Silver Yu Wing-fung, 33, established his mobile gaming company, Skytree Digital, in 2013. Like many start-ups, Skytree did not turn a profit for the first few years.

“If we don’t earn any profit to be taxed, [the cuts] mean nothing to us,” Yu said, adding that he believed that 90 per cent of companies in Hong Kong are SMEs, which are “struggling to survive”.

“They’re not struggling to pay tax, they are more worried about paying salaries and rent,” he said.

Skytree Digital made its first profit this year of around HK$1 million, from about HK$4 million in revenue.

If we don’t earn any profit to be taxed, [the cuts] mean nothing to us
Silver Yu

In her policy address, the chief executive announced a tax cut from 16.5 per cent to 8.25 per cent, for businesses that earn HK$2 million or less in profit.

If Yu’s company maintains the same profit level next year, Skytree’s tax payment will decrease from HK$165,000 to HK$82,500. Yu said he welcomed any savings but it would not spur significant investment.

Carrie Lam says tax breaks on profits and R&D among measures to keep Hong Kong competitive

“We can use the money to buy some equipment, and that’s all,” Yu said.
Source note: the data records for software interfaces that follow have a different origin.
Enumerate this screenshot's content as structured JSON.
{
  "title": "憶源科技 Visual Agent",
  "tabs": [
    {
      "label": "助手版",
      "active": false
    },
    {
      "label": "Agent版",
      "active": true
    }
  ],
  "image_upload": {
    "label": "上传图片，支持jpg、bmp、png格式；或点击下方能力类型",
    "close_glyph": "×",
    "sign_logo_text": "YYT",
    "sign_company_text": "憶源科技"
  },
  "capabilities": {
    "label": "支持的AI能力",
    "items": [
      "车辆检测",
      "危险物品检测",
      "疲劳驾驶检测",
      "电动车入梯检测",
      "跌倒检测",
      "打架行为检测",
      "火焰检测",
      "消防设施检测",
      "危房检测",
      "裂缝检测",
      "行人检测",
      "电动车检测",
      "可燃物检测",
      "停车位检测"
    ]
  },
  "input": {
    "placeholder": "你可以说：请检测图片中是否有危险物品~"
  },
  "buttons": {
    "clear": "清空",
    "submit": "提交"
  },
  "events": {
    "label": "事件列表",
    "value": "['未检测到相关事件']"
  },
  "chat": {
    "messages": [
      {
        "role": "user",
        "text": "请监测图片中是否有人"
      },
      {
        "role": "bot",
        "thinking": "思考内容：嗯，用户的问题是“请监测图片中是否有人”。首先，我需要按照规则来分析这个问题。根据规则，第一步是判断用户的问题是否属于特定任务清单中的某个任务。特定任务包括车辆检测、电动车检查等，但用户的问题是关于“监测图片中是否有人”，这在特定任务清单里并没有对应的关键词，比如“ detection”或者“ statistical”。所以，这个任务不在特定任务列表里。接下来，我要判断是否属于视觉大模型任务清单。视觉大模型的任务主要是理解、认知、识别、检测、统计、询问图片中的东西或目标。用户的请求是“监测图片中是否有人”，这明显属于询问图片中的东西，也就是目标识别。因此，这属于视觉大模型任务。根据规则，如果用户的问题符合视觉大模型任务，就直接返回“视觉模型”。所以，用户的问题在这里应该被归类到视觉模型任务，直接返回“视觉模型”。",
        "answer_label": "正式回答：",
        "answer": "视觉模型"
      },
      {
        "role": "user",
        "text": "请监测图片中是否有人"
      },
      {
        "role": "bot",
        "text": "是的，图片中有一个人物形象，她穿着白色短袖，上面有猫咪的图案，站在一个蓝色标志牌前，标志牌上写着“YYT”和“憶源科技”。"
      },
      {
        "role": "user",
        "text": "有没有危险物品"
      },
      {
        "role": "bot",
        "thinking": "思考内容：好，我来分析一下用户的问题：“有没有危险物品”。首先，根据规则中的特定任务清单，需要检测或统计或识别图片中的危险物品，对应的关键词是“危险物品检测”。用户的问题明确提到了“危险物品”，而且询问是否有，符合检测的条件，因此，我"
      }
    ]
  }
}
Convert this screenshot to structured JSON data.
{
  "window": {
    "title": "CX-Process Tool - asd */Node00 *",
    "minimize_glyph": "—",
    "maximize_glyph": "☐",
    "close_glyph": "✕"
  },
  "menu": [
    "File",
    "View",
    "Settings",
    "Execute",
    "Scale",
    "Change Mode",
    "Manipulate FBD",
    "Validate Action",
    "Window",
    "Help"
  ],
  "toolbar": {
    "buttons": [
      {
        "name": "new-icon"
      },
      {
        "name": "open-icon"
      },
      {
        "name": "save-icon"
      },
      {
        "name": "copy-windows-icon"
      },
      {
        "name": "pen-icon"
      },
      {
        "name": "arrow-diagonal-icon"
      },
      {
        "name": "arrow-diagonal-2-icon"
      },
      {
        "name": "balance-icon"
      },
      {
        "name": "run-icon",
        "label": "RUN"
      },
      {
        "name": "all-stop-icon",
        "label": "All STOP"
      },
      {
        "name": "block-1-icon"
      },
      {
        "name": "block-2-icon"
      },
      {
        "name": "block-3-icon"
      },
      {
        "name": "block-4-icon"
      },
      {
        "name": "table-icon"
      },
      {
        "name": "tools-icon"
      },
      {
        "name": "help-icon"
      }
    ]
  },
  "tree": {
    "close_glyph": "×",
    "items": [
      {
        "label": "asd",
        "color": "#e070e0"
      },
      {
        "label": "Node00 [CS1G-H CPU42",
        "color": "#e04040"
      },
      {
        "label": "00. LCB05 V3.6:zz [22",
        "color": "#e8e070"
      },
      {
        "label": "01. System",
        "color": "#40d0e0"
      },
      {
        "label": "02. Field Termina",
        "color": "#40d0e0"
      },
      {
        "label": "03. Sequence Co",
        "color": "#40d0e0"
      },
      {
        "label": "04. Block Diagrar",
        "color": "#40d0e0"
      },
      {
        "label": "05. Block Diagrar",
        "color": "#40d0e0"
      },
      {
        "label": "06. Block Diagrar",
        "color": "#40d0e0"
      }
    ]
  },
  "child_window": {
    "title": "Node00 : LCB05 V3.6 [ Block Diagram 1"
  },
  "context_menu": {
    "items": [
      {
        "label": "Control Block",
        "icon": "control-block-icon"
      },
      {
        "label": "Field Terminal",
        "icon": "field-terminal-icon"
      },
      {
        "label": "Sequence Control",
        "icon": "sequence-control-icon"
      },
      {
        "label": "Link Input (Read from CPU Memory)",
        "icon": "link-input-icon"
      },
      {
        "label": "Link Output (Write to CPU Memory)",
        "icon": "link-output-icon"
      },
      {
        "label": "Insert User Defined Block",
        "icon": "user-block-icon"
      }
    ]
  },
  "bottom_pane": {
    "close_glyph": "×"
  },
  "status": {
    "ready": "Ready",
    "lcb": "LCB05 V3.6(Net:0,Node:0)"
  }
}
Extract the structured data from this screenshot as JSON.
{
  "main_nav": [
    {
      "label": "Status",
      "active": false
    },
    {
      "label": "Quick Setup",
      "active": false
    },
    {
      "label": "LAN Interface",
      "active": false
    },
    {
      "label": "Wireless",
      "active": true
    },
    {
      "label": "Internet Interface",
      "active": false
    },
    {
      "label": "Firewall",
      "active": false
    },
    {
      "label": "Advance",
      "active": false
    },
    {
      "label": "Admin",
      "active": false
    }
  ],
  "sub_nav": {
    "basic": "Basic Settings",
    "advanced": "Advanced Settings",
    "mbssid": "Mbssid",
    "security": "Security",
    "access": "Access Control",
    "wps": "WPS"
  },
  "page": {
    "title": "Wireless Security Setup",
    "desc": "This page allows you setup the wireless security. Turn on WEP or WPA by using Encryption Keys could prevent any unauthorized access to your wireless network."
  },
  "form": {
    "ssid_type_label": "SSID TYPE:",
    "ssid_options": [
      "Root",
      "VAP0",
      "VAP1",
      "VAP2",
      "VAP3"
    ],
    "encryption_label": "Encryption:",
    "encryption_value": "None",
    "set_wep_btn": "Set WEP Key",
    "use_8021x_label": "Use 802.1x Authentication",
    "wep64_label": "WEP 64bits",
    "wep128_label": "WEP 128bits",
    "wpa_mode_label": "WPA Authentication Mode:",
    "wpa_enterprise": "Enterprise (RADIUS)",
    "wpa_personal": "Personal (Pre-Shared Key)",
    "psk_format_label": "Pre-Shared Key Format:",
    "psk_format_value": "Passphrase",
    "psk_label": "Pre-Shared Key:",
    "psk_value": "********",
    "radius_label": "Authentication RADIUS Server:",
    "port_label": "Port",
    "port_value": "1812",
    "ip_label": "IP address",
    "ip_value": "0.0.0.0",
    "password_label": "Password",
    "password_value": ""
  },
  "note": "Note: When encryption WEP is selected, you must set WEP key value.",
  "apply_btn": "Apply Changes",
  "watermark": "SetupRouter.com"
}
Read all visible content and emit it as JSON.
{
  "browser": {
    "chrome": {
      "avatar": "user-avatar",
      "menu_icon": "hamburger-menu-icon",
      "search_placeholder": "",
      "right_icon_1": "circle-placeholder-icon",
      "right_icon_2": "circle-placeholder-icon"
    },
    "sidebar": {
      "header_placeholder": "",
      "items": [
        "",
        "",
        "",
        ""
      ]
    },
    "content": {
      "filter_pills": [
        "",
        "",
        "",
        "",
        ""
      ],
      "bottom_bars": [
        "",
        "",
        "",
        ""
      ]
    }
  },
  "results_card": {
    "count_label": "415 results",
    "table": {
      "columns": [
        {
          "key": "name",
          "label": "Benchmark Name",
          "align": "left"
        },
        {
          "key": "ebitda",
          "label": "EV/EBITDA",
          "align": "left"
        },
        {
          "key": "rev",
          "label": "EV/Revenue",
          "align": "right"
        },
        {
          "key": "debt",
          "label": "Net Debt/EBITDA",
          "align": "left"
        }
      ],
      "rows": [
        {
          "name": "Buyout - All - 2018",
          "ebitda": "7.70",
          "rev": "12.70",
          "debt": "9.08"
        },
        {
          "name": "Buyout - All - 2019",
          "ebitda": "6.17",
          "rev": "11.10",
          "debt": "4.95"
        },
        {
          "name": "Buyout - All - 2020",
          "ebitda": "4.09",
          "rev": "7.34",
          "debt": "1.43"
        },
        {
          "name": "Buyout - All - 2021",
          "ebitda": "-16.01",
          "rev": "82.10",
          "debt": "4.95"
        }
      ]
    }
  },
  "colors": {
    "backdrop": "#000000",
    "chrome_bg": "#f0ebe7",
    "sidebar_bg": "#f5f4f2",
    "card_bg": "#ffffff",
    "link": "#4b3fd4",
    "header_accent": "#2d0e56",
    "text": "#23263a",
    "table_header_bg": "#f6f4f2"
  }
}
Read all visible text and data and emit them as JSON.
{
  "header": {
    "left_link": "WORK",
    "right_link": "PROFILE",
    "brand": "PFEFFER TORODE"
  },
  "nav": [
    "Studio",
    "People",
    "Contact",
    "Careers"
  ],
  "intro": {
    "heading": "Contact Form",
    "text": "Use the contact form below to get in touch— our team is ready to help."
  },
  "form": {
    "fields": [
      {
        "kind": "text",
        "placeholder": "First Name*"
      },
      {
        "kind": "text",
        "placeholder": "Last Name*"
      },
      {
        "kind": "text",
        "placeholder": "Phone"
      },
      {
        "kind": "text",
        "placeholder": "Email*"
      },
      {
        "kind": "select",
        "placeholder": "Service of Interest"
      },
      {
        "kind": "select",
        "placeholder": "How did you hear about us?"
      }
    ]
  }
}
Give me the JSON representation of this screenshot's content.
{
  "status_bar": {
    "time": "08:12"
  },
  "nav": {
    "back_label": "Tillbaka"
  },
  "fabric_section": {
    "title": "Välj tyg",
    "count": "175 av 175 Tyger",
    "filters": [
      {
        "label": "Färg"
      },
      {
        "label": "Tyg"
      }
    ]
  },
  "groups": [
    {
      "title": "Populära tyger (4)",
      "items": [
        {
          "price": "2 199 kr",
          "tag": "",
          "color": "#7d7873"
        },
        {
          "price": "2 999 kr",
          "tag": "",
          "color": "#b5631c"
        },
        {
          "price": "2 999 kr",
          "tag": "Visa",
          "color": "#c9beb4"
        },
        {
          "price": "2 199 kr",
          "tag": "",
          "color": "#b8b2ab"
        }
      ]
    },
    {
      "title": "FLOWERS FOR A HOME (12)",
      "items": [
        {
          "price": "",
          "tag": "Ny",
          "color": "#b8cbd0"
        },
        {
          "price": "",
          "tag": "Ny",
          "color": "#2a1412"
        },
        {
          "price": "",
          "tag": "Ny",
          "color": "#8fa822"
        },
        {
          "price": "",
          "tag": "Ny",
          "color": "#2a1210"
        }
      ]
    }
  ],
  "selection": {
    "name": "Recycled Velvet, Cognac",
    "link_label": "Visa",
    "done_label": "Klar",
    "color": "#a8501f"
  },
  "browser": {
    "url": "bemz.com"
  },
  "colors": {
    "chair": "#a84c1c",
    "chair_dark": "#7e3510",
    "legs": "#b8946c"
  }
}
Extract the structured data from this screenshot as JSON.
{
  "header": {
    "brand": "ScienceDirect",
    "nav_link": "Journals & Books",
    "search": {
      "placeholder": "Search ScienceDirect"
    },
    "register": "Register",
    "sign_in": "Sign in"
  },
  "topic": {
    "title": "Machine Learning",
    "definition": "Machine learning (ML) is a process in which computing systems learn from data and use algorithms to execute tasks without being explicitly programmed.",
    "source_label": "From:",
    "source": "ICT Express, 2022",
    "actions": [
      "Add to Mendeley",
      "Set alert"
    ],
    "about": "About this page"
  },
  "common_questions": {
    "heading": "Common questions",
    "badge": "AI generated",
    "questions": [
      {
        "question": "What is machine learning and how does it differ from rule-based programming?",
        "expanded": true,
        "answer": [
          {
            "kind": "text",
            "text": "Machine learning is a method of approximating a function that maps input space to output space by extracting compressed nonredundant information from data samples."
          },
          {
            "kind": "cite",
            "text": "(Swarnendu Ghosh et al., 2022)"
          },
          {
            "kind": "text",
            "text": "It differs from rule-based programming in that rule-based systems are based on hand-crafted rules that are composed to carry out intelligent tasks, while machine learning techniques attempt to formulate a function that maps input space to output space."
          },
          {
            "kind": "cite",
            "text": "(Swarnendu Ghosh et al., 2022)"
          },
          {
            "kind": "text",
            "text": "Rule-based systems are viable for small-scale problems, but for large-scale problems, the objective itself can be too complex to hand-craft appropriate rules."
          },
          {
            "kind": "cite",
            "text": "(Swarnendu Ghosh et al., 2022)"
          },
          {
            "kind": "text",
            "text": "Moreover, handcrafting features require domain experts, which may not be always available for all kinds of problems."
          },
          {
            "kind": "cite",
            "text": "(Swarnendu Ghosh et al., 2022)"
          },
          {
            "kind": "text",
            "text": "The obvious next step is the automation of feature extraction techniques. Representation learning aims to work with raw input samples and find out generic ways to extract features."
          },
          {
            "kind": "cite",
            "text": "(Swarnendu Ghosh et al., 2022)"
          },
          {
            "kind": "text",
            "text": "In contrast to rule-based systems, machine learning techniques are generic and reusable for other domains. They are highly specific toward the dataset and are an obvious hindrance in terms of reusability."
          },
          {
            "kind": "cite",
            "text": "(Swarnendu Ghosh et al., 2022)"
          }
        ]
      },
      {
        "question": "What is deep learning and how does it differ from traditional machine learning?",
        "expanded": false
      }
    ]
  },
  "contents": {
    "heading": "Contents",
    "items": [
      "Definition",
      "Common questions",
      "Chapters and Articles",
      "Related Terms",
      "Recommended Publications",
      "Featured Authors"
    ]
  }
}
On whether he could put the money towards manpower, Yu said that the company would save HK$6,875 a month, which is not enough to hire an extra person.

Yu had more praise for the tax breaks to promote investment in R&D.

For the first HK$2 million, companies can get a 300 per cent tax deduction. For expenditure beyond the HK$2 million benchmark, there will be a 200 per cent tax deduction. Currently, companies enjoy a 100 per cent deduction for R&D expenses.

Yu said that while most start-ups would earn back their founder equity over time, they might not earn enough to plough new funds into the business. But, the tax deduction would encourage more founders to invest in new R&D, he said.

Hong Kong needs to throw more caution to the wind when it comes to backing start-ups

Overall, Yu gave a thumbs-up to the new policy measures, pointing out that there was “no support at all” from the government a decade ago. He asked that the government also look at helping start-ups secure funding, as a way to jump-start their success.